One could easily get the impression that Sonia Weksler never intended to follow in her father's footsteps. The self-described "eco-thug" was raised in Texas by her mother and would visit her father during her summer vacations, spending much of her time in her father's Sleep Bedder furniture and mattress store in Rolando. She eventually moved to San Diego in 2001 and worked on a college thesis at UC San Diego about how small businesses can compete against corporate brands.
So when it came time for her dad to retire in 2014, she was reluctant at first but saw an opportunity to bring her own personality to the family business.
"I needed an outlet for all my passion and purpose," says Weksler. "I had other ideas, but I needed something creative and productive."
She bought her father out and, last year, opened a new incarnation of Sleep Bedder in North Park (2855 El Cajon Blvd., sleepbeddernorthpark.com) inside a shopping center that also includes local business such as The Heart & Trotter butchery and Unico juice shop. She rebranded the store to focus more on "indie and eco-friendly" products and also started bringing in local artists and crafters to help fill out the space.
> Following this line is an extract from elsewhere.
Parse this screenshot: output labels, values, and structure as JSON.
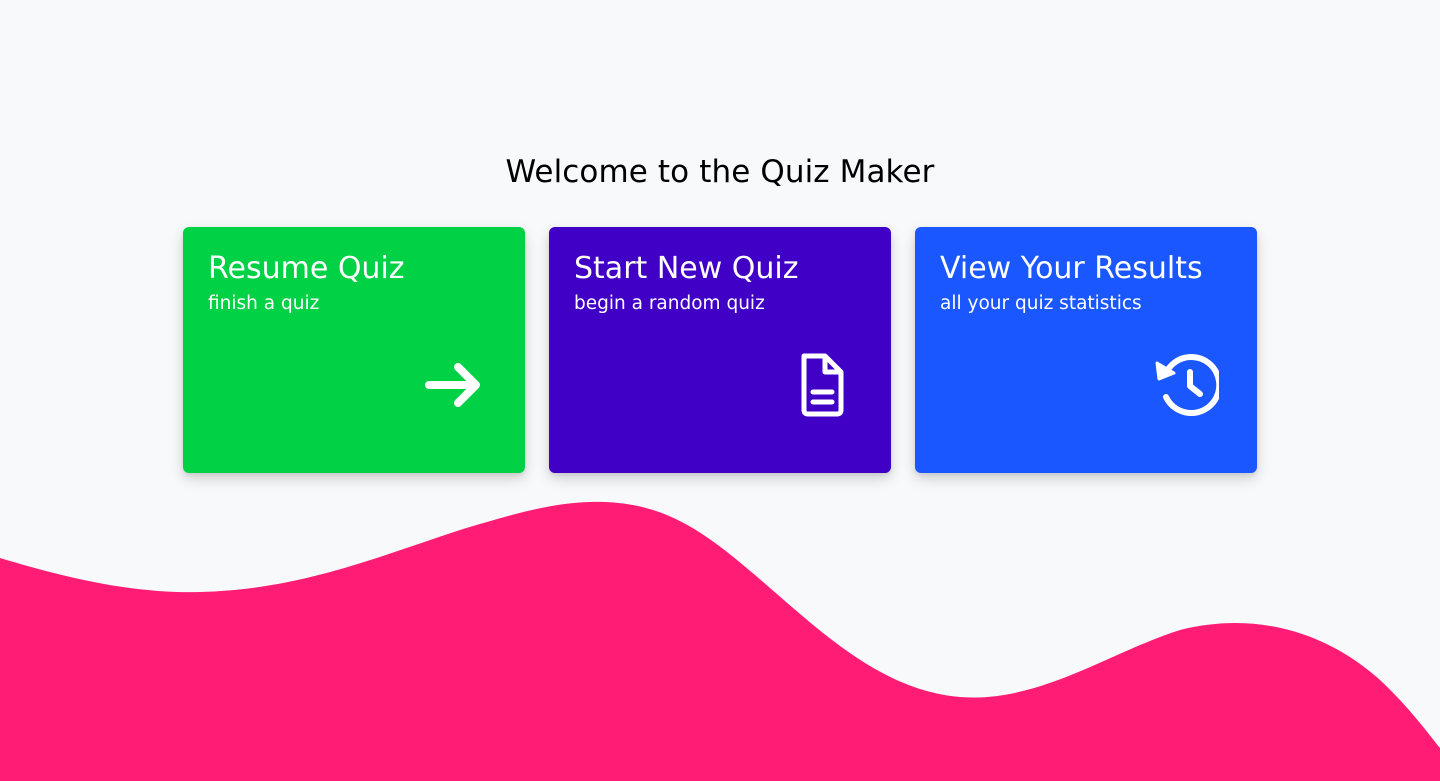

Local painter Rich Walker was one of the first artists she tapped, but the space was soon filled with names such as True Delorenzo, Jerry Catarius and a "Camp Kitchen" shop-within-a-shop run by Weksler's friend Stephen Bennett.
"I wanted to infuse the farmer's market stand concept into a store," Weksler says. "To bring the artist community in this neighborhood together."
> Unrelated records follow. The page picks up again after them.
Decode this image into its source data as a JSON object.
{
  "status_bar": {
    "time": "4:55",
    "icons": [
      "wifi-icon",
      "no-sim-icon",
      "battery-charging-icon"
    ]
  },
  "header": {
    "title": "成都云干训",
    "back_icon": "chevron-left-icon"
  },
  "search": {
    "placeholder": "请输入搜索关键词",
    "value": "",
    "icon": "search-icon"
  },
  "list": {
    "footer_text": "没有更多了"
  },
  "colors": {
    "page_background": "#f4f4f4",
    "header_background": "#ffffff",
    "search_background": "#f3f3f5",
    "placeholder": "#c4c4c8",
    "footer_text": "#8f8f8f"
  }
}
This farmer's market approach also extends to her participation in the neighborhood's monthly BLVD Market event where Weksler hosts new artists and bands inside the store (the next one is on April 15 from 6 to 10 p.m.). She also hosts weekly and monthly workshops that include everything from community yoga and crystal healing to kombucha classes and chess tournaments. She's also hoping to get approval from the city to let Golden Coast Mead to open a tasting kiosk on the outdoor patio of the store.
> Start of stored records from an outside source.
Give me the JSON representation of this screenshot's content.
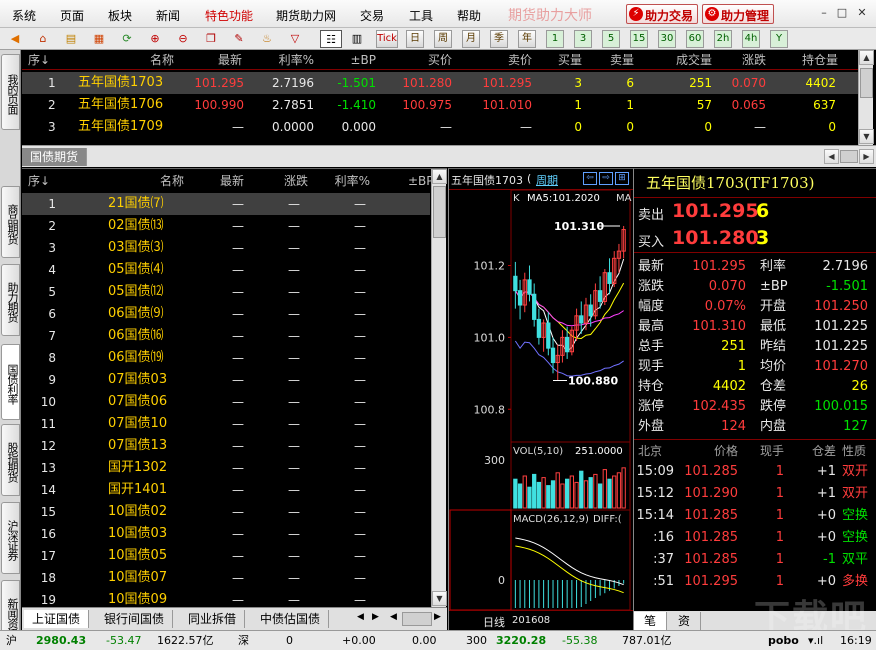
{
  "menu": [
    "系统",
    "页面",
    "板块",
    "新闻",
    "特色功能",
    "期货助力网",
    "交易",
    "工具",
    "帮助"
  ],
  "brand": "期货助力大师",
  "buttons": {
    "trade": "助力交易",
    "manage": "助力管理"
  },
  "window": {
    "minimize": "–",
    "restore": "□",
    "close": "✕"
  },
  "toolbar_periods": [
    "日",
    "周",
    "月",
    "季",
    "年",
    "1",
    "3",
    "5",
    "15",
    "30",
    "60",
    "2h",
    "4h",
    "Y"
  ],
  "toolbar_tick": "Tick",
  "side_tabs": [
    "我的页面",
    "商品期货",
    "助力期货",
    "国债利率",
    "股指期货",
    "沪深证券",
    "新闻资讯"
  ],
  "top_table": {
    "headers": [
      "序↓",
      "名称",
      "最新",
      "利率%",
      "±BP",
      "买价",
      "卖价",
      "买量",
      "卖量",
      "成交量",
      "涨跌",
      "持仓量"
    ],
    "rows": [
      [
        "1",
        "五年国债1703",
        "101.295",
        "2.7196",
        "-1.501",
        "101.280",
        "101.295",
        "3",
        "6",
        "251",
        "0.070",
        "4402"
      ],
      [
        "2",
        "五年国债1706",
        "100.990",
        "2.7851",
        "-1.410",
        "100.975",
        "101.010",
        "1",
        "1",
        "57",
        "0.065",
        "637"
      ],
      [
        "3",
        "五年国债1709",
        "—",
        "0.0000",
        "0.000",
        "—",
        "—",
        "0",
        "0",
        "0",
        "—",
        "0"
      ]
    ],
    "tab": "国债期货"
  },
  "bond_table": {
    "headers": [
      "序↓",
      "名称",
      "最新",
      "涨跌",
      "利率%",
      "±BP"
    ],
    "rows": [
      [
        "1",
        "21国债⑺"
      ],
      [
        "2",
        "02国债⒀"
      ],
      [
        "3",
        "03国债⑶"
      ],
      [
        "4",
        "05国债⑷"
      ],
      [
        "5",
        "05国债⑿"
      ],
      [
        "6",
        "06国债⑼"
      ],
      [
        "7",
        "06国债⒃"
      ],
      [
        "8",
        "06国债⒆"
      ],
      [
        "9",
        "07国债03"
      ],
      [
        "10",
        "07国债06"
      ],
      [
        "11",
        "07国债10"
      ],
      [
        "12",
        "07国债13"
      ],
      [
        "13",
        "国开1302"
      ],
      [
        "14",
        "国开1401"
      ],
      [
        "15",
        "10国债02"
      ],
      [
        "16",
        "10国债03"
      ],
      [
        "17",
        "10国债05"
      ],
      [
        "18",
        "10国债07"
      ],
      [
        "19",
        "10国债09"
      ]
    ],
    "dash": "—",
    "tabs": [
      "上证国债",
      "银行间国债",
      "同业拆借",
      "中债估国债"
    ]
  },
  "chart": {
    "title": "五年国债1703",
    "title_suffix": "(",
    "period_btn": "周期",
    "k_label": "K",
    "ma_label": "MA5:101.2020",
    "ma_label2": "MA",
    "high_label": "101.310",
    "low_label": "100.880",
    "y_ticks": [
      "101.2",
      "101.0",
      "100.8"
    ],
    "vol_label": "VOL(5,10)",
    "vol_value": "251.0000",
    "vol_tick": "300",
    "macd_label": "MACD(26,12,9)",
    "macd_label2": "DIFF:(",
    "macd_tick": "0",
    "footer_left": "日线",
    "footer_date": "201608"
  },
  "chart_data": {
    "type": "candlestick",
    "ylim": [
      100.72,
      101.36
    ],
    "candles": [
      [
        101.17,
        101.21,
        101.08,
        101.13
      ],
      [
        101.13,
        101.16,
        101.05,
        101.09
      ],
      [
        101.09,
        101.18,
        101.07,
        101.16
      ],
      [
        101.16,
        101.2,
        101.1,
        101.12
      ],
      [
        101.12,
        101.15,
        101.03,
        101.05
      ],
      [
        101.05,
        101.08,
        100.98,
        101.0
      ],
      [
        101.0,
        101.05,
        100.96,
        101.04
      ],
      [
        101.04,
        101.07,
        100.95,
        100.97
      ],
      [
        100.97,
        101.0,
        100.9,
        100.93
      ],
      [
        100.93,
        100.98,
        100.88,
        100.95
      ],
      [
        100.95,
        101.02,
        100.93,
        101.0
      ],
      [
        101.0,
        101.03,
        100.94,
        100.96
      ],
      [
        100.96,
        101.03,
        100.95,
        101.02
      ],
      [
        101.02,
        101.08,
        100.99,
        101.06
      ],
      [
        101.06,
        101.1,
        101.01,
        101.04
      ],
      [
        101.04,
        101.11,
        101.02,
        101.09
      ],
      [
        101.09,
        101.12,
        101.03,
        101.06
      ],
      [
        101.06,
        101.15,
        101.05,
        101.13
      ],
      [
        101.13,
        101.17,
        101.08,
        101.1
      ],
      [
        101.1,
        101.19,
        101.09,
        101.18
      ],
      [
        101.18,
        101.22,
        101.12,
        101.15
      ],
      [
        101.15,
        101.24,
        101.14,
        101.22
      ],
      [
        101.22,
        101.26,
        101.18,
        101.24
      ],
      [
        101.24,
        101.31,
        101.22,
        101.3
      ]
    ],
    "volume": [
      180,
      150,
      200,
      130,
      210,
      160,
      190,
      140,
      170,
      220,
      150,
      180,
      200,
      160,
      230,
      170,
      190,
      210,
      150,
      240,
      180,
      200,
      220,
      251
    ],
    "macd": [
      -0.05,
      -0.06,
      -0.07,
      -0.075,
      -0.08,
      -0.085,
      -0.08,
      -0.078,
      -0.074,
      -0.07,
      -0.065,
      -0.06,
      -0.055,
      -0.05,
      -0.045,
      -0.04,
      -0.035,
      -0.03,
      -0.026,
      -0.022,
      -0.018,
      -0.014,
      -0.01,
      -0.006
    ]
  },
  "quote": {
    "title": "五年国债1703(TF1703)",
    "sell_label": "卖出",
    "sell_price": "101.295",
    "sell_vol": "6",
    "buy_label": "买入",
    "buy_price": "101.280",
    "buy_vol": "3",
    "stats": [
      [
        "最新",
        "101.295",
        "利率",
        "2.7196"
      ],
      [
        "涨跌",
        "0.070",
        "±BP",
        "-1.501"
      ],
      [
        "幅度",
        "0.07%",
        "开盘",
        "101.250"
      ],
      [
        "最高",
        "101.310",
        "最低",
        "101.225"
      ],
      [
        "总手",
        "251",
        "昨结",
        "101.225"
      ],
      [
        "现手",
        "1",
        "均价",
        "101.270"
      ],
      [
        "持仓",
        "4402",
        "仓差",
        "26"
      ],
      [
        "涨停",
        "102.435",
        "跌停",
        "100.015"
      ],
      [
        "外盘",
        "124",
        "内盘",
        "127"
      ]
    ],
    "ticks_headers": [
      "北京",
      "价格",
      "现手",
      "仓差",
      "性质"
    ],
    "ticks": [
      [
        "15:09",
        "101.285",
        "1",
        "+1",
        "双开"
      ],
      [
        "15:12",
        "101.290",
        "1",
        "+1",
        "双开"
      ],
      [
        "15:14",
        "101.285",
        "1",
        "+0",
        "空换"
      ],
      [
        ":16",
        "101.285",
        "1",
        "+0",
        "空换"
      ],
      [
        ":37",
        "101.285",
        "1",
        "-1",
        "双平"
      ],
      [
        ":51",
        "101.295",
        "1",
        "+0",
        "多换"
      ]
    ],
    "tabs": [
      "笔",
      "资"
    ]
  },
  "status": {
    "sh_label": "沪",
    "sh_index": "2980.43",
    "sh_change": "-53.47",
    "sh_amount": "1622.57亿",
    "sz_label": "深",
    "sz_index": "0",
    "sz_change": "+0.00",
    "sz_amount": "0.00",
    "c3_label": "300",
    "c3_index": "3220.28",
    "c3_change": "-55.38",
    "c3_amount": "787.01亿",
    "logo": "pobo",
    "signal": "▾.ıl",
    "time": "16:19",
    "watermark": "下载吧"
  }
}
And while she certainly wants anyone who needs a mattress to come to her business first, she also sees the store as a means to get people to think about larger issues.
"This is a guerrilla marketing technique to raise awareness about what we do, what we eat and what we buy," Weksler says. "We support local artists in every medium. We take the same approach to sourcing our mattresses that we do with our art."